--- WHAT THE TASK REQUIRES ---
For each line of the data below, copy it if it holds the word "content".

Stored data entries
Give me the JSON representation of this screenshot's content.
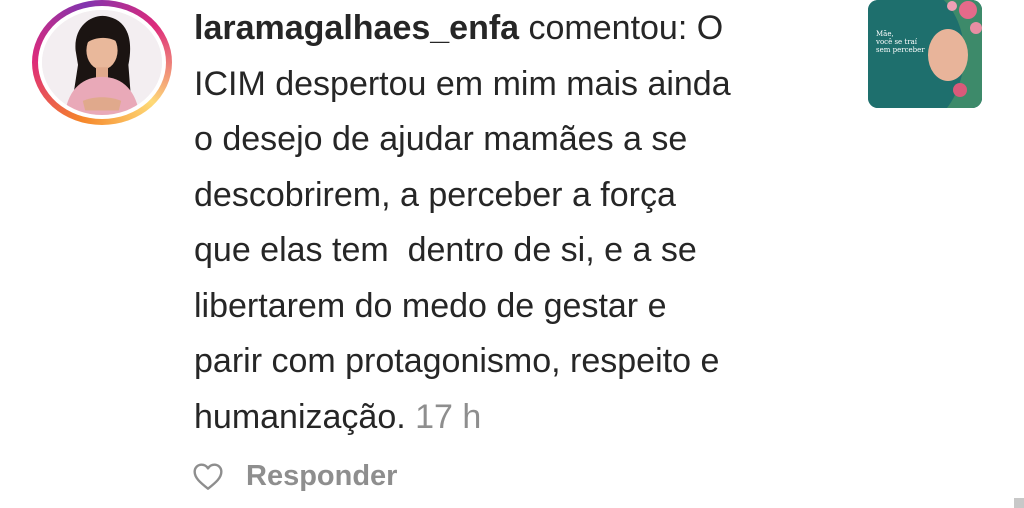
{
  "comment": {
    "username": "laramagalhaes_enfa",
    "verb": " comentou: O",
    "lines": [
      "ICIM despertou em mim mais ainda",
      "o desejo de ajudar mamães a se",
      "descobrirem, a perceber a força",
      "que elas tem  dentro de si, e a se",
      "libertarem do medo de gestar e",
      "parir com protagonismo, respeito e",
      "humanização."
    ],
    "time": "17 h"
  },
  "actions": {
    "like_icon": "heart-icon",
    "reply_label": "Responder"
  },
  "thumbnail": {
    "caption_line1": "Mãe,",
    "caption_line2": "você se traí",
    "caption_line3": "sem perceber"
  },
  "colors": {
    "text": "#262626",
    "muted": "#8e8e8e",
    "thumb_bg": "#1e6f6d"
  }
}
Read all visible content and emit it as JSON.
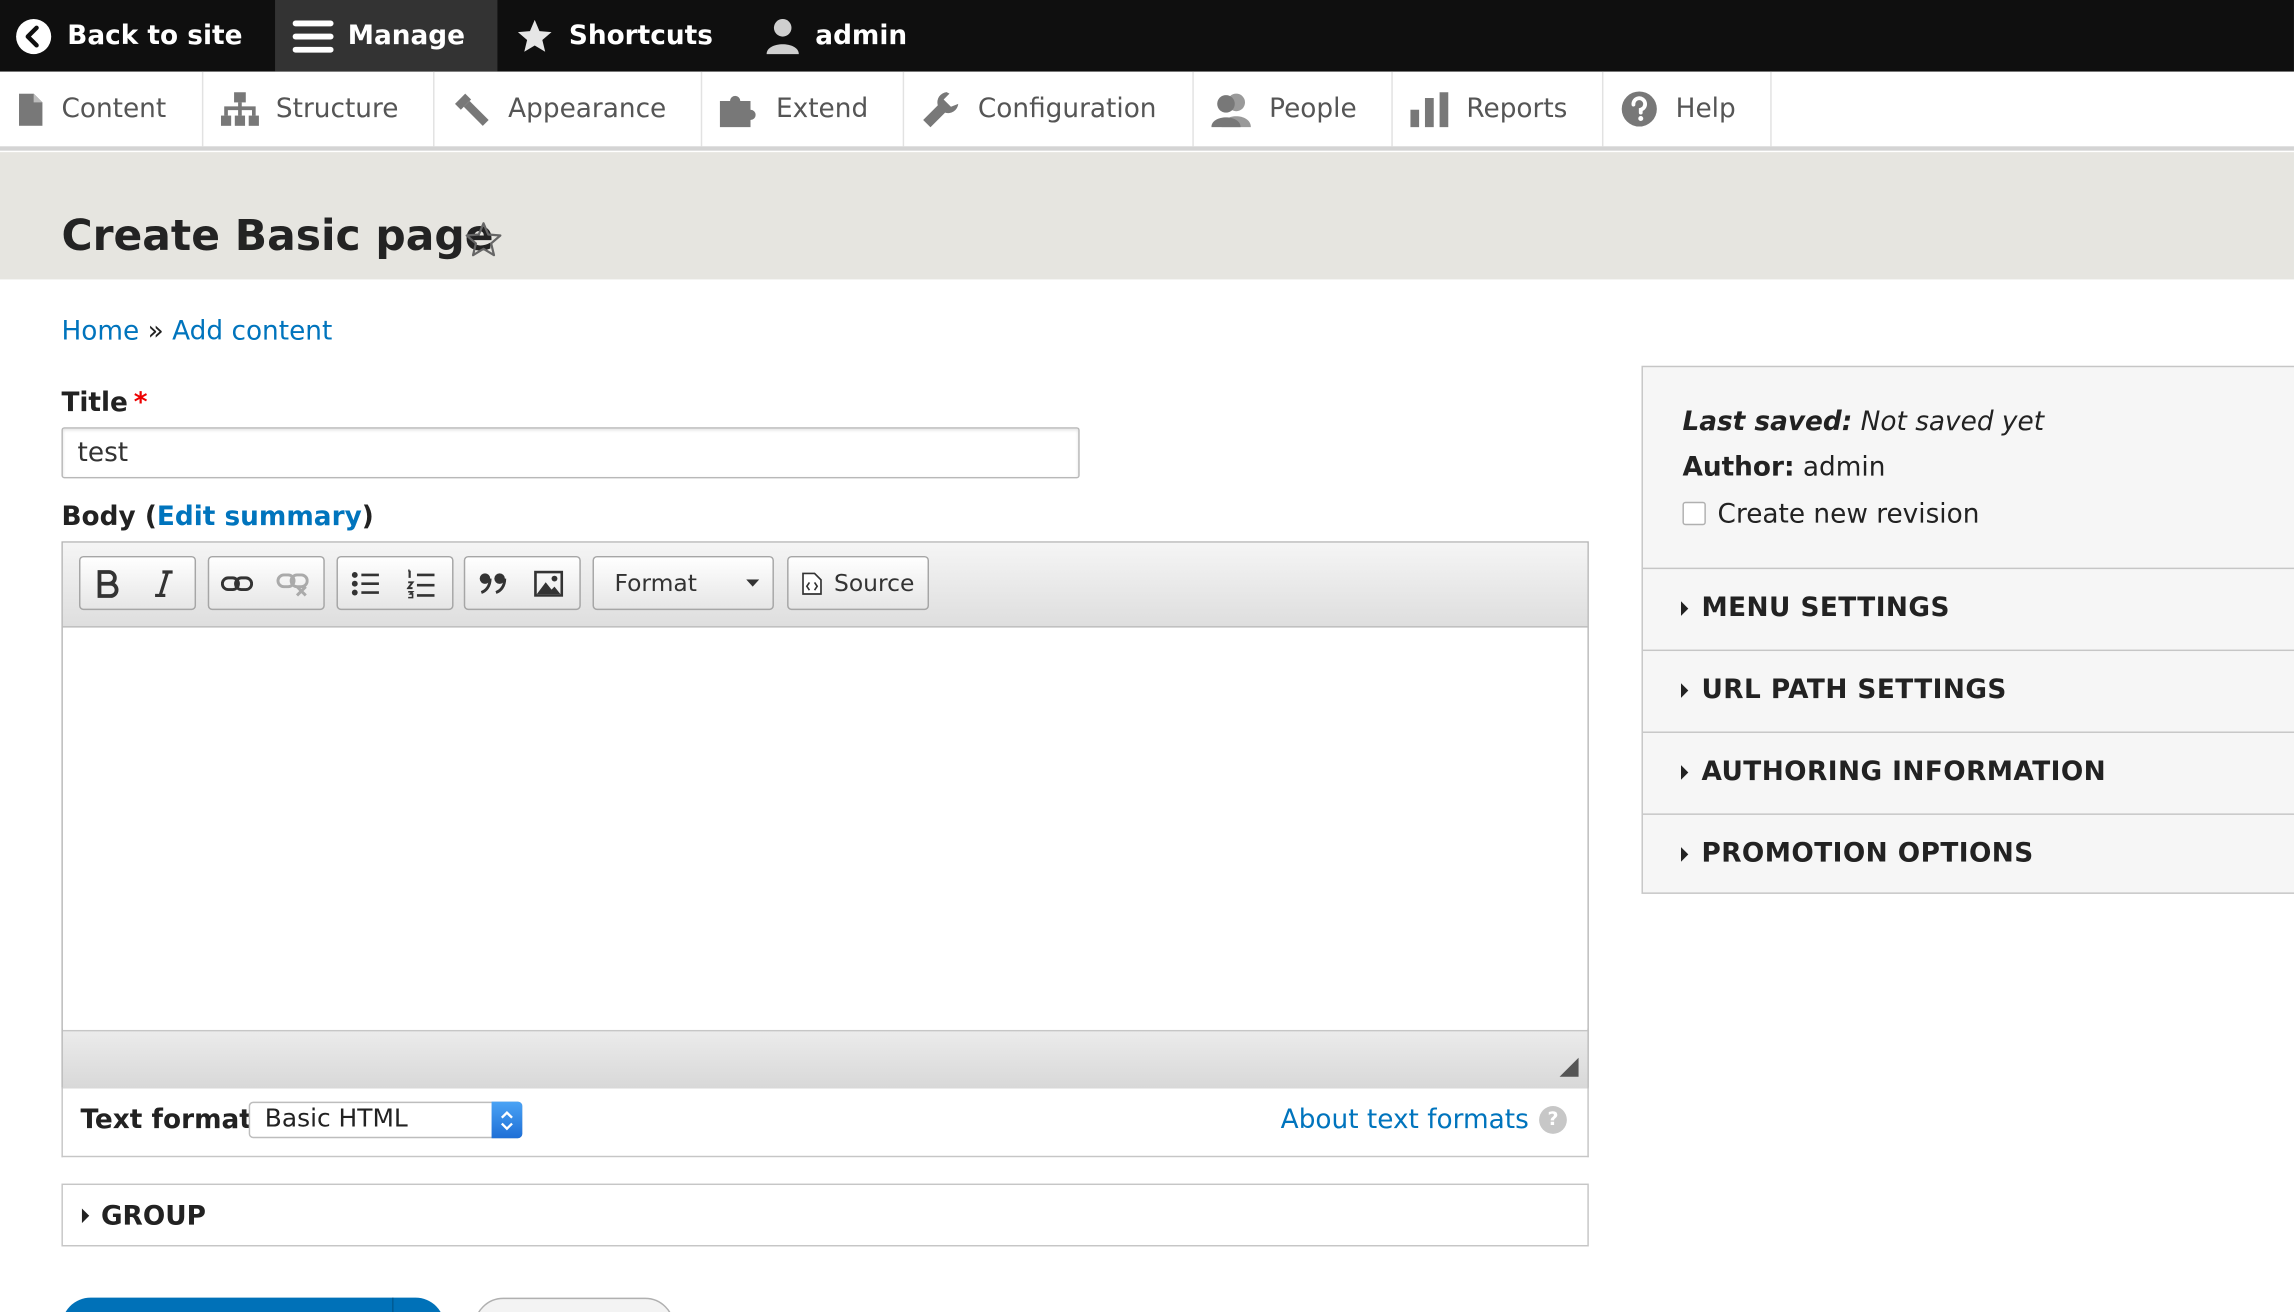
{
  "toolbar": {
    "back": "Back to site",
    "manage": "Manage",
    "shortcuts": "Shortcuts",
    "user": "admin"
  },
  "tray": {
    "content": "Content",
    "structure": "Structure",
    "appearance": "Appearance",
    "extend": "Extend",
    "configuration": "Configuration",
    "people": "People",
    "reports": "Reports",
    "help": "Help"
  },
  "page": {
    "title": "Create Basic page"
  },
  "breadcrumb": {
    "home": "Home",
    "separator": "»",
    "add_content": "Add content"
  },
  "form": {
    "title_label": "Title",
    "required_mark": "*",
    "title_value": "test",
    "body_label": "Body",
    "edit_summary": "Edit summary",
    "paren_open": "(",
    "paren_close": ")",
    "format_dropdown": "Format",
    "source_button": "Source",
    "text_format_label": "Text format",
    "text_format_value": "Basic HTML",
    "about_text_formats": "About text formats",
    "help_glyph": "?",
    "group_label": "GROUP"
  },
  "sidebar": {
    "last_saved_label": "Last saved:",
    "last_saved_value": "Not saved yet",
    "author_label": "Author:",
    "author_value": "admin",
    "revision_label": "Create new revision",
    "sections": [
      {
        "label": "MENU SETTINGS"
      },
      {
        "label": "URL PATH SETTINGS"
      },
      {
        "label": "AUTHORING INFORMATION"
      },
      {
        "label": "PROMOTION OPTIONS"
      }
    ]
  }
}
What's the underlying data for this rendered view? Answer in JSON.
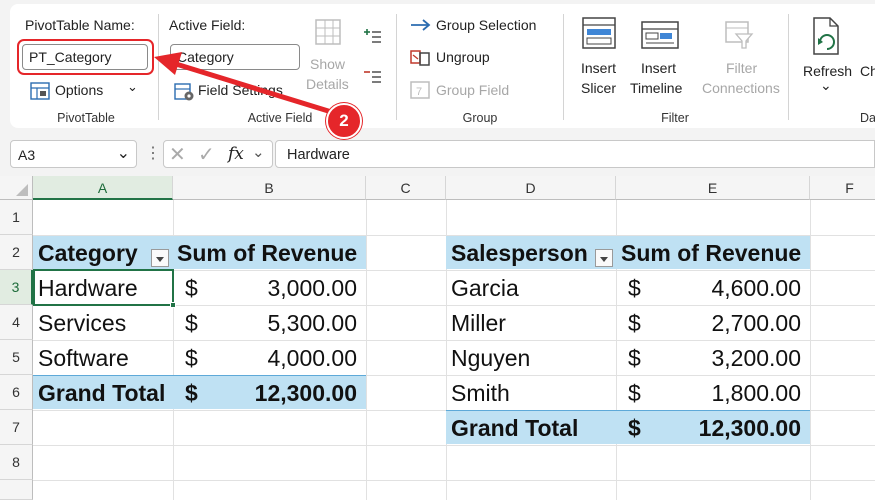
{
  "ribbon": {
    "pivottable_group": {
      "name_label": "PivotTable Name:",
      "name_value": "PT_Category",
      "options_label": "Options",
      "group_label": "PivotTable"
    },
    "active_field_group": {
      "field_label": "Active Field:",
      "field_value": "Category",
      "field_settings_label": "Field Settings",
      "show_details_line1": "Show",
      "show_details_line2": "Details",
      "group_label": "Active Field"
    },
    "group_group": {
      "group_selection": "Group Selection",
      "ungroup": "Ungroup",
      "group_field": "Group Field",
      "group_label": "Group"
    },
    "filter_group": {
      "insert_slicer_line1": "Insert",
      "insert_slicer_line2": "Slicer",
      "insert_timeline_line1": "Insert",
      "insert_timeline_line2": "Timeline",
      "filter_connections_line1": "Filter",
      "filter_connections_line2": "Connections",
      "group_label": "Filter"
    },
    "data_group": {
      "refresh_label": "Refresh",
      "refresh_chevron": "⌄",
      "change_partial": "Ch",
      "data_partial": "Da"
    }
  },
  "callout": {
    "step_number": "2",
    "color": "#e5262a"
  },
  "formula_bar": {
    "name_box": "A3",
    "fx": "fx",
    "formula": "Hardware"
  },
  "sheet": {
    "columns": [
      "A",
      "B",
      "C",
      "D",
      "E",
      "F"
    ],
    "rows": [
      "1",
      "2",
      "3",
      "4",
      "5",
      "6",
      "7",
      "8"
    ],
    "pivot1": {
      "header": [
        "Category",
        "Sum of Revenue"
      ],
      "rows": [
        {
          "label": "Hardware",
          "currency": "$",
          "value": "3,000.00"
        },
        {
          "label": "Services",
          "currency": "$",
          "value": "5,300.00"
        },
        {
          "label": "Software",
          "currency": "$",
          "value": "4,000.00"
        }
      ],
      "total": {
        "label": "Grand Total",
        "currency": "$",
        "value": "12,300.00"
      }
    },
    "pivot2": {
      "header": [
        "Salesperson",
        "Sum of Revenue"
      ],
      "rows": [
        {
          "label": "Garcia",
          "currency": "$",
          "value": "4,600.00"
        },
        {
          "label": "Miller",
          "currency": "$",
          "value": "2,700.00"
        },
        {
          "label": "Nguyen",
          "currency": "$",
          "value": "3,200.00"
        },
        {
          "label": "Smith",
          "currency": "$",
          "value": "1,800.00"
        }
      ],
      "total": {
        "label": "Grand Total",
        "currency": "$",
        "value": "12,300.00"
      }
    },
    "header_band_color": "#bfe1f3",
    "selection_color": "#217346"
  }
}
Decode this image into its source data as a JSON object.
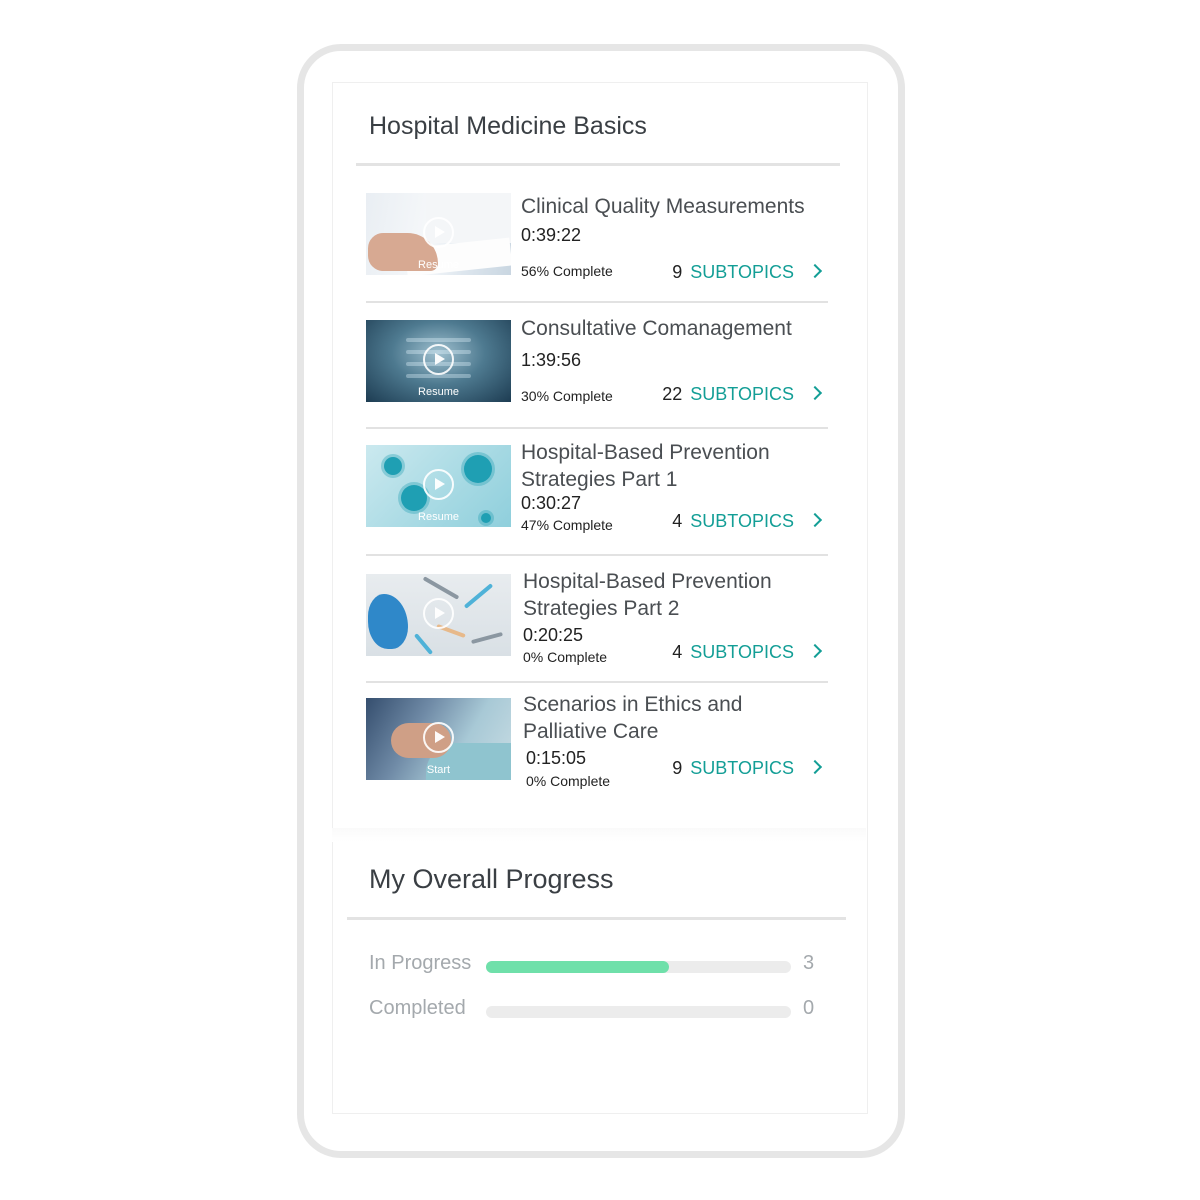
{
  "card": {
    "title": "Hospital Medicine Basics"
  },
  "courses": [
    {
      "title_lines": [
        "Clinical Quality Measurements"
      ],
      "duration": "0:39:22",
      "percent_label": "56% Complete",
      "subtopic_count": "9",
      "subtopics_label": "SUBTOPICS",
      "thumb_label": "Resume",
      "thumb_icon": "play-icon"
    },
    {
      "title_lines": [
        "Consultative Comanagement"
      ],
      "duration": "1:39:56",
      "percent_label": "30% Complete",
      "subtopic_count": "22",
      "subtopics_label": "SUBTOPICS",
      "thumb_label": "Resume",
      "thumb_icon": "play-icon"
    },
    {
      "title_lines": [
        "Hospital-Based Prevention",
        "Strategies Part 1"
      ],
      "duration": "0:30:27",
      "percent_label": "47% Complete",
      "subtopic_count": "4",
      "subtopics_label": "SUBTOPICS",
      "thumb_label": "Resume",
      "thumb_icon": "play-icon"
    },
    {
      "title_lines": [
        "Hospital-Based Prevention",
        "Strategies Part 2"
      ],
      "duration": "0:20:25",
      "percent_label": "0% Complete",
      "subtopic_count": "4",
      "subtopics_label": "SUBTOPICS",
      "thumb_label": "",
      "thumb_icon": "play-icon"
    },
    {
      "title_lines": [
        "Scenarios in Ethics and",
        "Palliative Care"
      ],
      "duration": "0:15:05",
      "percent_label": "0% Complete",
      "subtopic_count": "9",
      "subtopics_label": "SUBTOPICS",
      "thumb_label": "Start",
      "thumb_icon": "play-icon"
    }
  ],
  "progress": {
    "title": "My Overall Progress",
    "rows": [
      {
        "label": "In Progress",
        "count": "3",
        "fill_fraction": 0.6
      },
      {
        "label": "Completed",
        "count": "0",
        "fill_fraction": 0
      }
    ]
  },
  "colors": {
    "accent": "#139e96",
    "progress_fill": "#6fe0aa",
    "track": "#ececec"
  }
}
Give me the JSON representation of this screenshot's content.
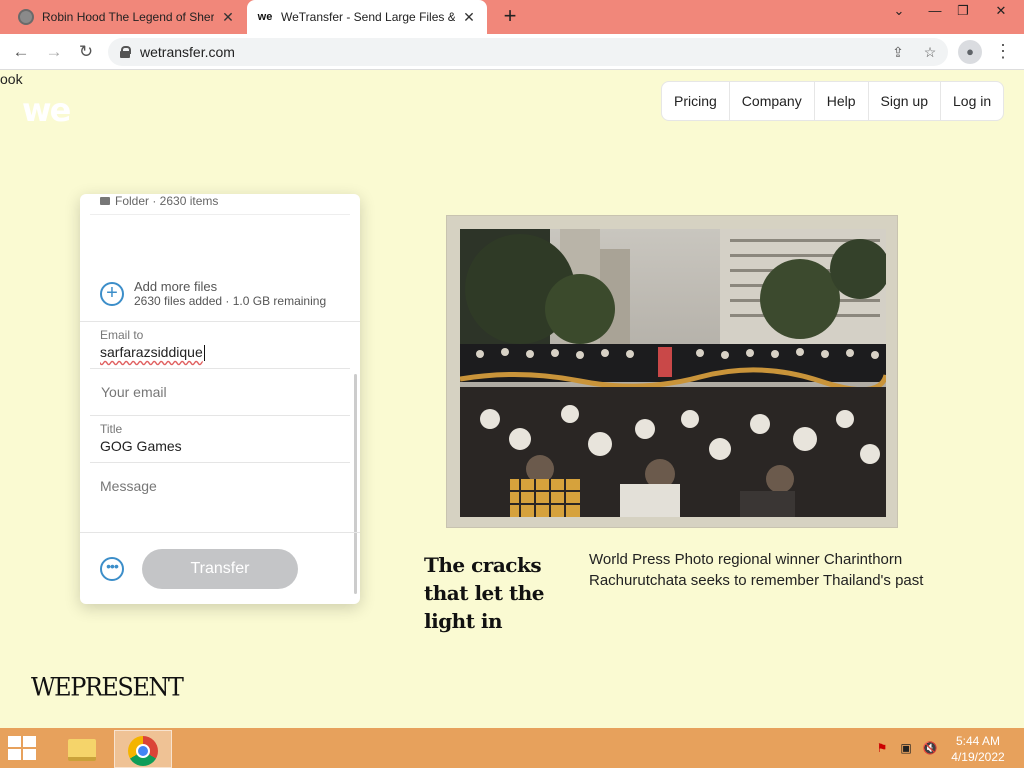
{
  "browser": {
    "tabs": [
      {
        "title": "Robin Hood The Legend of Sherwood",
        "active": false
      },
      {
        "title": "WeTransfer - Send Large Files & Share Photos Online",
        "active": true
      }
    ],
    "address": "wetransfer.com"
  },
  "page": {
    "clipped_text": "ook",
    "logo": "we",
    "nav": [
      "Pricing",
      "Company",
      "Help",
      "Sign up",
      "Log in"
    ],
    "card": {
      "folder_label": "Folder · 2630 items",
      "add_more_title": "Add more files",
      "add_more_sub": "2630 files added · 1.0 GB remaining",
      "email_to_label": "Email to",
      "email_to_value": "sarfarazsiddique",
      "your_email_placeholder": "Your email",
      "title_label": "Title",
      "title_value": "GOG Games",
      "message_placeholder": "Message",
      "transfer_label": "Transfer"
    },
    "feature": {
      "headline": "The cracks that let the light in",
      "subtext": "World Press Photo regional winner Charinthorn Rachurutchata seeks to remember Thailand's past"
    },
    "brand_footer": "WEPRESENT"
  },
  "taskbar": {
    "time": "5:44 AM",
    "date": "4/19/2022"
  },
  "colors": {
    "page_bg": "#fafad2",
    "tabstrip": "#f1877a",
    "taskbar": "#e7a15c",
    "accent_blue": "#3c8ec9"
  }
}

--- SOLUTION FOR THIS TASK ---
Give me the JSON representation of this screenshot's content.
Read all visible content and emit it as JSON.
    "content": "Content",
    "add_content": "Add content"
Give me the JSON representation of this screenshot's content.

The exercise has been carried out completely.